▸ **WHAT THIS TASK INVOLVES**:
Your answer should consist of each line below that includes the word "toate".

[MATERIAL SUPPLIED — start]

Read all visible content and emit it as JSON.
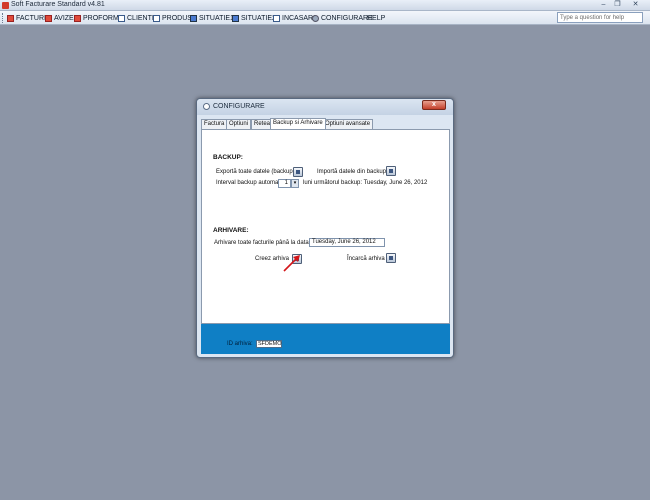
{
  "app": {
    "title": "Soft Facturare Standard v4.81",
    "window_controls": {
      "minimize": "–",
      "restore": "❐",
      "close": "✕"
    }
  },
  "menu": {
    "items": [
      {
        "label": "FACTURI",
        "icon": "document-red-icon"
      },
      {
        "label": "AVIZE",
        "icon": "document-red-icon"
      },
      {
        "label": "PROFORME",
        "icon": "document-red-icon"
      },
      {
        "label": "CLIENTI",
        "icon": "list-icon"
      },
      {
        "label": "PRODUSE",
        "icon": "list-icon"
      },
      {
        "label": "SITUATIE1",
        "icon": "report-icon"
      },
      {
        "label": "SITUATIE2",
        "icon": "report-icon"
      },
      {
        "label": "INCASARI",
        "icon": "report-icon"
      },
      {
        "label": "CONFIGURARE",
        "icon": "gear-icon"
      },
      {
        "label": "HELP",
        "icon": ""
      }
    ],
    "help_search_placeholder": "Type a question for help"
  },
  "dialog": {
    "title": "CONFIGURARE",
    "close_label": "x",
    "tabs": [
      {
        "label": "Factura",
        "active": false
      },
      {
        "label": "Optiuni",
        "active": false
      },
      {
        "label": "Retea",
        "active": false
      },
      {
        "label": "Backup si Arhivare",
        "active": true
      },
      {
        "label": "Optiuni avansate",
        "active": false
      }
    ],
    "backup": {
      "heading": "BACKUP:",
      "export_label": "Exportă toate datele (backup):",
      "import_label": "Importă datele din backup:",
      "interval_label": "Interval backup automat:",
      "interval_value": "1",
      "next_backup_text": "luni următorul backup: Tuesday, June 26, 2012"
    },
    "archive": {
      "heading": "ARHIVARE:",
      "archive_until_label": "Arhivare toate facturile până la data:",
      "archive_until_value": "Tuesday, June 26, 2012",
      "create_label": "Creez arhiva",
      "load_label": "Încarcă arhiva"
    },
    "footer": {
      "label": "ID arhiva:",
      "value": "SFDEMO",
      "color": "#0f7fc5"
    }
  }
}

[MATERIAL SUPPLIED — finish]

▸ **OUTPUT FOR THIS EXERCISE**:
      "export_label": "Exportă toate datele (backup):",
      "archive_until_label": "Arhivare toate facturile până la data:",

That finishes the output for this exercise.